5. Text And Framing And Finished!
Now no Sin City image would be complete without some comic book type text, right? Okay, before I show you how to add that in, you need to make sure that you have an appropriate font installed. There are some great free fonts available all over the internet, but one of my personal favorites is from the guys over at blambot.com. If you haven’t already, jump on over there and pick up their WebLetterer font (it’s completely free). Once you’ve downloaded and installed that, come back here and I’ll show you how to put it to good use.
Making comic book text is probably one of the easiest things you will ever do in Photoshop. Go to your Text tool, select the WebLetterer font at about 18pt size, make sure the color is set to black, and start typing out your text. This will create a new layer with your text on it. Now create another layer beneath the text layer and using the rectangular marquee tool, draw a rectangle around your text. Next go to Edit->Stroke and choose an appropriate width (I find 3 pixels works well with images this size), choose black for the color, and Inside for the Location. Then grab the Paint Bucket tool, set your foreground color to white, and click in the box you just created. Done! This is what we end up with:
If you want, for a different look, you could even skip the box step and just type your text in white for a different kind of feel. In either case, get ready because we’re almost there.

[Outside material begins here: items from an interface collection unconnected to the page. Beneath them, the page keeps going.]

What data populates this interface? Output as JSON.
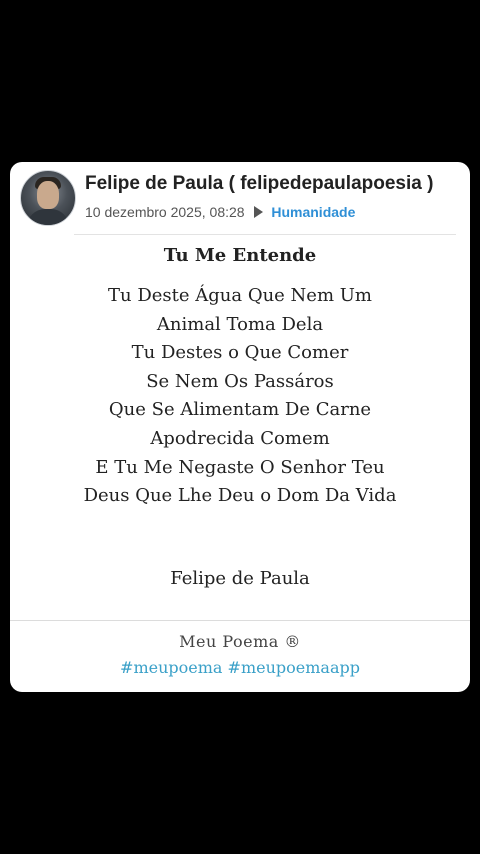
{
  "post": {
    "author": "Felipe de Paula ( felipedepaulapoesia )",
    "date": "10 dezembro 2025, 08:28",
    "category": "Humanidade",
    "title": "Tu Me Entende",
    "lines": [
      "Tu Deste Água Que Nem Um",
      "Animal Toma Dela",
      "Tu Destes o Que Comer",
      "Se Nem Os Passáros",
      "Que Se Alimentam De Carne",
      "Apodrecida Comem",
      "E Tu Me Negaste O Senhor Teu",
      "Deus Que Lhe Deu o Dom Da Vida"
    ],
    "signature": "Felipe de Paula"
  },
  "footer": {
    "brand": "Meu Poema ®",
    "tags": [
      "#meupoema",
      "#meupoemaapp"
    ]
  },
  "icons": {
    "avatar": "avatar-photo",
    "category_arrow": "play-icon"
  },
  "colors": {
    "background": "#000000",
    "card": "#ffffff",
    "category": "#2f8fd6",
    "tags": "#3aa0c8"
  }
}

The next thing we’re going to do is add a frame around the image. Create a new blank layer above all the other layers. Now take your Brush tool and using the Rough Ink brush with the color set to white and the size around 39 pixels, draw in a border around the entire frame of the picture. This is just to give it a bit of a painted feel, more like the graphic novel that it came from. If you find that you’re can’t keep your edges straight, don’t worry. For this kind of image, it actually looks better if the edges are a bit rough. You should have something that looks like this when you’re done:

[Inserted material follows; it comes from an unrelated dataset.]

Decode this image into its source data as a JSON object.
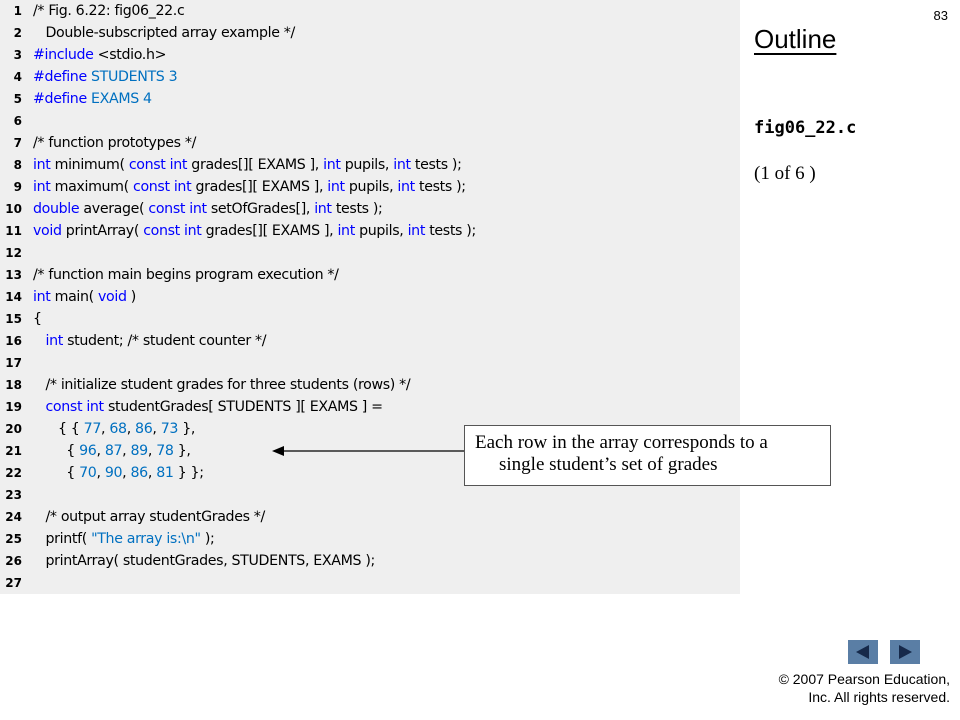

The last step is to add in the Sin City logo. Just open it, make sure you’re in RGB image mode (Image->Mode->RGB, then go to Select->Color Range and click on any of the black area. Click OK and this will have selected all of the black in the image. Hit delete to get rid of it, and then just copy and paste it into the image. I like to use the Free Transform tool to put it on an angle as well. That’s it, we’re done! This is the final product:
At this point you could tweak the levels a bit to bring out the blacks a little more, but that’s really all there is to it. I hope you enjoyed this tutorial. I know it was a long one, but hopefully after reading this, you can now say that you know how to create a cool photo montage and add a Sin City effect to your images. Thanks for reading!